Hillary Clinton has won the Democratic primary in the state of California.
The news came hours after the former secretary of state clinched the Democratic White House nomination on the last major date of the 2016 primary calendar, with six states holding polls.
Mrs Clinton has taken a dramatic step toward the White House by winning primaries in four of those six states — California, New Jersey, New Mexico and South Dakota.
California, the most populous US state, was the biggest prize of all.
Newspapers marked Mrs Clinton’s achievement on their front pages, including the New York Post tabloid, which ran the headline “The First Lady” — a nod to her previous White House role.
In Australia, Prime Minister Malcolm Turnbull said it was a cause for celebration.
“I think it is a matter for celebration that a woman is about to be endorsed as the presidential candidate of one of the American parties,” he told 7.30. The primary victories effectively put an end to Mrs Clinton’s battle with challenger Bernie Sanders, the self-declared democratic socialist senator from Vermont who waged an extraordinarily successful grassroots campaign.
But Mr Sanders, ignoring the political writing on the wall, has vowed to “continue the fight”.
“Our mission is more than just defeating Donald Trump, it is transforming our country,” he declared to supporters in Santa Monica, California.
Mrs Clinton is now headed toward a colossal showdown in November with Donald Trump, the bombastic Republican flag-bearer.

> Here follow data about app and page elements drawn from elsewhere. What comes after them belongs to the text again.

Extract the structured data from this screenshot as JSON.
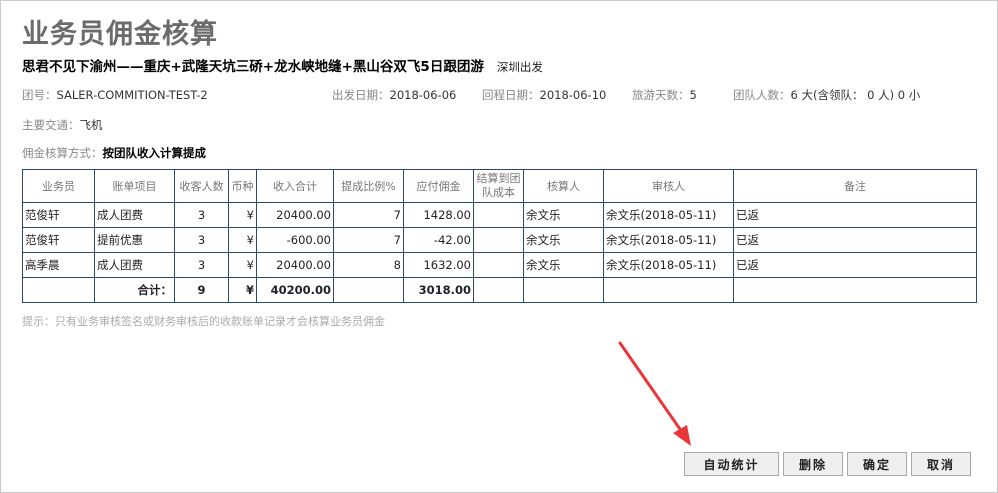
{
  "page": {
    "title": "业务员佣金核算",
    "trip_name": "思君不见下渝州——重庆+武隆天坑三硚+龙水峡地缝+黑山谷双飞5日跟团游",
    "trip_origin": "深圳出发"
  },
  "info": {
    "group_no_label": "团号：",
    "group_no": "SALER-COMMITION-TEST-2",
    "depart_label": "出发日期：",
    "depart_date": "2018-06-06",
    "return_label": "回程日期：",
    "return_date": "2018-06-10",
    "days_label": "旅游天数：",
    "days": "5",
    "people_label": "团队人数：",
    "people": "6 大(含领队： 0 人) 0 小",
    "transport_label": "主要交通：",
    "transport": "飞机",
    "method_label": "佣金核算方式：",
    "method": "按团队收入计算提成"
  },
  "table": {
    "headers": [
      "业务员",
      "账单项目",
      "收客人数",
      "币种",
      "收入合计",
      "提成比例%",
      "应付佣金",
      "结算到团队成本",
      "核算人",
      "审核人",
      "备注"
    ],
    "rows": [
      {
        "salesperson": "范俊轩",
        "item": "成人团费",
        "count": "3",
        "currency": "¥",
        "income": "20400.00",
        "rate": "7",
        "commission": "1428.00",
        "cost": "",
        "accountant": "余文乐",
        "auditor": "余文乐(2018-05-11)",
        "note": "已返"
      },
      {
        "salesperson": "范俊轩",
        "item": "提前优惠",
        "count": "3",
        "currency": "¥",
        "income": "-600.00",
        "rate": "7",
        "commission": "-42.00",
        "cost": "",
        "accountant": "余文乐",
        "auditor": "余文乐(2018-05-11)",
        "note": "已返"
      },
      {
        "salesperson": "高季晨",
        "item": "成人团费",
        "count": "3",
        "currency": "¥",
        "income": "20400.00",
        "rate": "8",
        "commission": "1632.00",
        "cost": "",
        "accountant": "余文乐",
        "auditor": "余文乐(2018-05-11)",
        "note": "已返"
      }
    ],
    "total": {
      "label": "合计：",
      "count": "9",
      "currency": "¥",
      "income": "40200.00",
      "commission": "3018.00"
    }
  },
  "tip": "提示：只有业务审核签名或财务审核后的收款账单记录才会核算业务员佣金",
  "buttons": {
    "auto_stat": "自动统计",
    "delete": "删除",
    "confirm": "确定",
    "cancel": "取消"
  },
  "colors": {
    "title_gray": "#6b6b6b",
    "table_border": "#2c4a6e",
    "annotation_arrow": "#e8363a"
  }
}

“We believe that we are stronger together and the stakes in this election are high, and the choice is clear,” she said, before launching into a frontal attack on her Republican rival.
“Donald Trump is temperamentally unfit to be president and commander in chief.”
Mrs Clinton held a commanding lead over Senator Sanders even before Tuesday’s votes, having passed the magic number of 2,383 delegates required to clinch the nomination.
She must now reconcile a bruised and deeply divided party and rally it behind her in the brutal match against Mr Trump.
Mr Sanders has harnessed a tidal wave of anger at the ruling political class.
The drive for party unity is likely to receive a shot in the arm when President Barack Obama comes off the sidelines and offers his endorsement of Mrs Clinton, as soon as Wednesday.
That will not come as a surprise, but it could coax hardline “Bernie or bust” fans back into the party tent.
Mr Obama has approval ratings above 80 per cent with liberal democrats, who make up the bulk of Mr Sanders’ support.
The White House announced Mr Obama had telephoned both candidates to congratulate them on their hard-fought primary race, and said the President would meet with Mr Sanders on Thursday “at Sanders’ request” at the White House.